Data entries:
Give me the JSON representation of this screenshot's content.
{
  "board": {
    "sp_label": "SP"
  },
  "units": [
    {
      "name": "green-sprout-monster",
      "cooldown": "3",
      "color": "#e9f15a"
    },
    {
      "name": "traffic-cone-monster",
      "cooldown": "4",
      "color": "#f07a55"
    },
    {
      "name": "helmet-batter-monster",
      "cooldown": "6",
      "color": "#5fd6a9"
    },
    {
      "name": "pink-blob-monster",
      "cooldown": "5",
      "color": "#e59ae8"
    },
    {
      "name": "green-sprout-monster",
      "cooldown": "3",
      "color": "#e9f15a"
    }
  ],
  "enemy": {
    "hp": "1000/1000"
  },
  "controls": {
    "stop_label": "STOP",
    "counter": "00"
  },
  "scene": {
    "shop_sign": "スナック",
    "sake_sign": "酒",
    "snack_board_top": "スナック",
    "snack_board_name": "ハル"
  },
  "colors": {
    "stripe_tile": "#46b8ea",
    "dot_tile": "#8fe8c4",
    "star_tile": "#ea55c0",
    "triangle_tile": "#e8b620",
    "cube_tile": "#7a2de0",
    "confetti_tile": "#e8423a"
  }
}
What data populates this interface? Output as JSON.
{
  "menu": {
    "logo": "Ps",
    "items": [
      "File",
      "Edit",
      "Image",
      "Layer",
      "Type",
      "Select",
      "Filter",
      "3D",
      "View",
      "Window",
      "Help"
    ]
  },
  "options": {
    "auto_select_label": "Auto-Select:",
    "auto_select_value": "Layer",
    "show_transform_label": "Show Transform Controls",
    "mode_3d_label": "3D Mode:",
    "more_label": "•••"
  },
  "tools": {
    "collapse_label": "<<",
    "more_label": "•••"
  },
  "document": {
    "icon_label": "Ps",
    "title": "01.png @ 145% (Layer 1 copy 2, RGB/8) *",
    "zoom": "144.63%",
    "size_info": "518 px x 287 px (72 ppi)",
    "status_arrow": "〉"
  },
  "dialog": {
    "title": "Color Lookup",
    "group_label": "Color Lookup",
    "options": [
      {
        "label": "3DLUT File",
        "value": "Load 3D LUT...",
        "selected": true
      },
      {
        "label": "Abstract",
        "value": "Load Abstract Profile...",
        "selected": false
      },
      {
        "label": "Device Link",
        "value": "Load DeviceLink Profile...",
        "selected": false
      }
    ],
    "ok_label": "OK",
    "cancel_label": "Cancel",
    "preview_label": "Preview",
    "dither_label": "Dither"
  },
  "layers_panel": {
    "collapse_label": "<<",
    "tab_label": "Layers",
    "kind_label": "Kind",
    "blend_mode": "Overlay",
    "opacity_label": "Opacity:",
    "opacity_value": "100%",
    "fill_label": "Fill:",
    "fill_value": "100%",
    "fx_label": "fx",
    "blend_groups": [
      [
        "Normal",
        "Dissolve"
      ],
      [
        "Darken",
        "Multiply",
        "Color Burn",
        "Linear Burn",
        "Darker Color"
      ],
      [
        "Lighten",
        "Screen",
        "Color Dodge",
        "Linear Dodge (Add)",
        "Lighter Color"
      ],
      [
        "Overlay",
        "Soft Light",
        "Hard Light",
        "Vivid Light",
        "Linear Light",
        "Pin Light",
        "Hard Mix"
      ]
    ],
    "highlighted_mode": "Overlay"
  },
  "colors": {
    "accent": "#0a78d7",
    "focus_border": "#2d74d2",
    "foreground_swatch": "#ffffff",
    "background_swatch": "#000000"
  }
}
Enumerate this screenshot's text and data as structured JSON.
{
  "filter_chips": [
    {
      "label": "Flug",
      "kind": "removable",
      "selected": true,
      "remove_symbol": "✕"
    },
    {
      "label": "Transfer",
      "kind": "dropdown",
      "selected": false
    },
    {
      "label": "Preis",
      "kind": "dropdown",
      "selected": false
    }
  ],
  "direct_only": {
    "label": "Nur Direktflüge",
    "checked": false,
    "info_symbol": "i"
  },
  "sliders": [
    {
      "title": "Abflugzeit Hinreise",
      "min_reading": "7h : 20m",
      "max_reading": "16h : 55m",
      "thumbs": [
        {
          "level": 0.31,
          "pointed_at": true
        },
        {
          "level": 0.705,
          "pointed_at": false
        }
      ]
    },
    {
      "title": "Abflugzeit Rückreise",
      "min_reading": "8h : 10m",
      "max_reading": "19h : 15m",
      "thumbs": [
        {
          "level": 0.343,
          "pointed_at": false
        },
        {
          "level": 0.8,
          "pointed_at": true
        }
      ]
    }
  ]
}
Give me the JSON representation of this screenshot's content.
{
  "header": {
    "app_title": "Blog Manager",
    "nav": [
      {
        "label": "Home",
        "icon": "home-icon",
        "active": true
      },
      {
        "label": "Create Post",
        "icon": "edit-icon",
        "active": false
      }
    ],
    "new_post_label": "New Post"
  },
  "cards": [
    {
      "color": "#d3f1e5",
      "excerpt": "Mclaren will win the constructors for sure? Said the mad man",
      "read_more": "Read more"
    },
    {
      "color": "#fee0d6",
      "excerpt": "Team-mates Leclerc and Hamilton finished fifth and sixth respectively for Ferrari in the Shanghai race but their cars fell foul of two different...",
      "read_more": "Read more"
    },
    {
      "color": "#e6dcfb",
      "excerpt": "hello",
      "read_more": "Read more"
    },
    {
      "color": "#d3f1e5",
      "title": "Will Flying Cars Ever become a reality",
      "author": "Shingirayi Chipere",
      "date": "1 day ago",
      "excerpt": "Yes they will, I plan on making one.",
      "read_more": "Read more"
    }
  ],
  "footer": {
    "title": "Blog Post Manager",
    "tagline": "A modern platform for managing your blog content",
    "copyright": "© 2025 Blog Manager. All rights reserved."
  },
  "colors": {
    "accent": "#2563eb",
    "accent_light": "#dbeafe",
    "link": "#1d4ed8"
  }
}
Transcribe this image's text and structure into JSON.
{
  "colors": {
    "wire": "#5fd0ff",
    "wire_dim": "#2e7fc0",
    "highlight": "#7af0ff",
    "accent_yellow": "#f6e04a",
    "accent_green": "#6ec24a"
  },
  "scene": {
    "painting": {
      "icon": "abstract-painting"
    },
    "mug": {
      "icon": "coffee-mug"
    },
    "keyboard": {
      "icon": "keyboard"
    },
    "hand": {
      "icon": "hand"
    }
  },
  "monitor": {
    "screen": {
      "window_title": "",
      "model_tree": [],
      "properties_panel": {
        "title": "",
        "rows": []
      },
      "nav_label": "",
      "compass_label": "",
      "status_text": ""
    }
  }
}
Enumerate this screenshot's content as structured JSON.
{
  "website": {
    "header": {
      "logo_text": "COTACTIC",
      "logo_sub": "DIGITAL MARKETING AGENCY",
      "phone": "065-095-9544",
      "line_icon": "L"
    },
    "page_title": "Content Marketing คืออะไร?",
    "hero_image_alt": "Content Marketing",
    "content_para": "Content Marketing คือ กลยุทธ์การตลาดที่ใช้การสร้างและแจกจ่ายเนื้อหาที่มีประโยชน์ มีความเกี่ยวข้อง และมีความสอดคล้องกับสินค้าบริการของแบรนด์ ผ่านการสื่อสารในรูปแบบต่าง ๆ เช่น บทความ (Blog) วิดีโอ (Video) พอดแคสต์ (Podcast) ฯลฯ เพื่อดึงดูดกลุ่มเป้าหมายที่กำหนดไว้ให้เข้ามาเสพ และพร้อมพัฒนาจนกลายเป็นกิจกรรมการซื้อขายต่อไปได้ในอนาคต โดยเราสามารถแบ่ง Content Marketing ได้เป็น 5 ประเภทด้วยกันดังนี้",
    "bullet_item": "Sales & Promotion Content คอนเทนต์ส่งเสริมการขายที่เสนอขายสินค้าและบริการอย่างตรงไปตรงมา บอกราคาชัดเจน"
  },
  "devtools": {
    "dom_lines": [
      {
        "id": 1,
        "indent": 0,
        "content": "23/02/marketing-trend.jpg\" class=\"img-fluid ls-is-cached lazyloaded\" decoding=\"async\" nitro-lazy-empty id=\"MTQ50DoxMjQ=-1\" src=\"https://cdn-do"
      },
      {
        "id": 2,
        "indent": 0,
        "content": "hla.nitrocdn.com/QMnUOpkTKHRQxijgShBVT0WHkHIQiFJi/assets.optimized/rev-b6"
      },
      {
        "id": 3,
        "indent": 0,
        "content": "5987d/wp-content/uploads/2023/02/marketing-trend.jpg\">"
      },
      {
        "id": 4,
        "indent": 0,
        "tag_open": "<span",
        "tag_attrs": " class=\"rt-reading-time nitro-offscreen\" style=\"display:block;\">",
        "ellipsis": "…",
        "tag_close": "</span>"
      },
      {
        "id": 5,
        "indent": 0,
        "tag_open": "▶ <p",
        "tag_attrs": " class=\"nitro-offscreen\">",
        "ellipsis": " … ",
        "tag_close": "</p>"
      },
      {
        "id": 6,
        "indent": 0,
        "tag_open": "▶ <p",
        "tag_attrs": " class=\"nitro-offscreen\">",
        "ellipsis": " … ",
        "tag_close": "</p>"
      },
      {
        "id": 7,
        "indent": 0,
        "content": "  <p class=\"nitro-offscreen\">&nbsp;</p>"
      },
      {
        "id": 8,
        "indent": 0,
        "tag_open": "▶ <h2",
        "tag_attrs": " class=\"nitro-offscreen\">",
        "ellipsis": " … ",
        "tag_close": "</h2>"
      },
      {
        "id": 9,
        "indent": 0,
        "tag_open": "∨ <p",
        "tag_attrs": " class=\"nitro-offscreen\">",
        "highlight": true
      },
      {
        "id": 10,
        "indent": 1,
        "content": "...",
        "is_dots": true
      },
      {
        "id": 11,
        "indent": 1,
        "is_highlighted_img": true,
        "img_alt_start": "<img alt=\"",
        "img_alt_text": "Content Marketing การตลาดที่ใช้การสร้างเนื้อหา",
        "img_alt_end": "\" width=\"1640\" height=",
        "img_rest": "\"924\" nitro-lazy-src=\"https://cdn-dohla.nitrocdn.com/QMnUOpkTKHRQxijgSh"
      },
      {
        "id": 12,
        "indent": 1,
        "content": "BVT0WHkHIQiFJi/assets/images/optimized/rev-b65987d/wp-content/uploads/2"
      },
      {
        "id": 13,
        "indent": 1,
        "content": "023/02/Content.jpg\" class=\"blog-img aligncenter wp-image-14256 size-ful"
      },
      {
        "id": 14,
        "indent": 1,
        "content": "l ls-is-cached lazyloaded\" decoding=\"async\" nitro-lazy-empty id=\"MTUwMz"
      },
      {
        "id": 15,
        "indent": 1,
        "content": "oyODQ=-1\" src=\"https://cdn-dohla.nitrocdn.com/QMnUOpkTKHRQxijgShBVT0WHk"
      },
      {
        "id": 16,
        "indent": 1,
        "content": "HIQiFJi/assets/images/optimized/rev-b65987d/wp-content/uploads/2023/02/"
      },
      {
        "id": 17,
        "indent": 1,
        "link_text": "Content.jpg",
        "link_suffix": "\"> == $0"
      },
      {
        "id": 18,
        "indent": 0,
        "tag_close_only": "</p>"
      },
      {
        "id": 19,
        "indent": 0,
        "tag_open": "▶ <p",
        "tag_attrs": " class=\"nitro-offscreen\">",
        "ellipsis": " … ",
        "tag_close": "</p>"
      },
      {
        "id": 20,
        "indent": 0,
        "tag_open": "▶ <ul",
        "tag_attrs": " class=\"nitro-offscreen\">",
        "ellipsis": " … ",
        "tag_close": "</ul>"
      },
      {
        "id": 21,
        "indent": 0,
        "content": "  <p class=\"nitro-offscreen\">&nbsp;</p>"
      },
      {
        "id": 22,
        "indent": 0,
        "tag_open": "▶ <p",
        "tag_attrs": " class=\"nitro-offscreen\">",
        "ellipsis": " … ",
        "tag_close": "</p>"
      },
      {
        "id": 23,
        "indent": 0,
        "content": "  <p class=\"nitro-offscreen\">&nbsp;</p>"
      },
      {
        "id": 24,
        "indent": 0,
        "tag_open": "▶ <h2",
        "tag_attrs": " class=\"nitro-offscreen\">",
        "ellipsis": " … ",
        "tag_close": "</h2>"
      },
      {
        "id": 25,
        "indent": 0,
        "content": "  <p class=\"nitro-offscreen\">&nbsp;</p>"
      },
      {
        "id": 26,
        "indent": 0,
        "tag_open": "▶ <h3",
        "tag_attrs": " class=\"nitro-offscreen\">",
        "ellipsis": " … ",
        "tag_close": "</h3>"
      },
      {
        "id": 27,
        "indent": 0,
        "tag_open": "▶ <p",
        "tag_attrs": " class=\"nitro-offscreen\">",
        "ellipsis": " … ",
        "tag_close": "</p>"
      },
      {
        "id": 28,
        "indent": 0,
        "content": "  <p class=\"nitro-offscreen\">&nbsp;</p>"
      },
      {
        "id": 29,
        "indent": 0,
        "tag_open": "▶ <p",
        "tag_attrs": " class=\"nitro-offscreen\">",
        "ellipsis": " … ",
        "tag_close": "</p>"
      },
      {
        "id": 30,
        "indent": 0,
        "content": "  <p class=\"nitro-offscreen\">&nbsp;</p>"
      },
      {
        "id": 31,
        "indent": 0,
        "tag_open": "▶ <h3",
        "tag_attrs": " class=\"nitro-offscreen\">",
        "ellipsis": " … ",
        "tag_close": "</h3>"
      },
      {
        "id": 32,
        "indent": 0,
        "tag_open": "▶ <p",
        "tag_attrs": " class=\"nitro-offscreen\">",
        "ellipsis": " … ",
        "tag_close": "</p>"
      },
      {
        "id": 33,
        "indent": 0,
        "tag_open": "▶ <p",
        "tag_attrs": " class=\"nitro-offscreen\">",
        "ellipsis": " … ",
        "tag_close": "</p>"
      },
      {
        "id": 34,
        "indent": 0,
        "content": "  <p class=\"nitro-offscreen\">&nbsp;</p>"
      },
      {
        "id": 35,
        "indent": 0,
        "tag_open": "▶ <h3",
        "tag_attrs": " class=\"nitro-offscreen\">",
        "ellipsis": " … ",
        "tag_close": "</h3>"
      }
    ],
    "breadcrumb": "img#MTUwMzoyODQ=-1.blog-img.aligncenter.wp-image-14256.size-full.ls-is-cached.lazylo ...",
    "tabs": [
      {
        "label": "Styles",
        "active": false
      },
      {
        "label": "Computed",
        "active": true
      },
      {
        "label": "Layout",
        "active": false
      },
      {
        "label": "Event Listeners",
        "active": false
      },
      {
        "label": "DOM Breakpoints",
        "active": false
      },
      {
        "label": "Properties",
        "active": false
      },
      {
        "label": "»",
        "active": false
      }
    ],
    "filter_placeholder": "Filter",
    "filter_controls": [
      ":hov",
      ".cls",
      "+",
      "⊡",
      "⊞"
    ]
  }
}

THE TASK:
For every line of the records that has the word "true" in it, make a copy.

SOLUTION TO THIS EXERCISE:
        "selected": true
      "selected": true,
          "pointed_at": true
          "pointed_at": true
        "active": true
        "highlight": true
        "is_dots": true
        "is_highlighted_img": true,
        "active": true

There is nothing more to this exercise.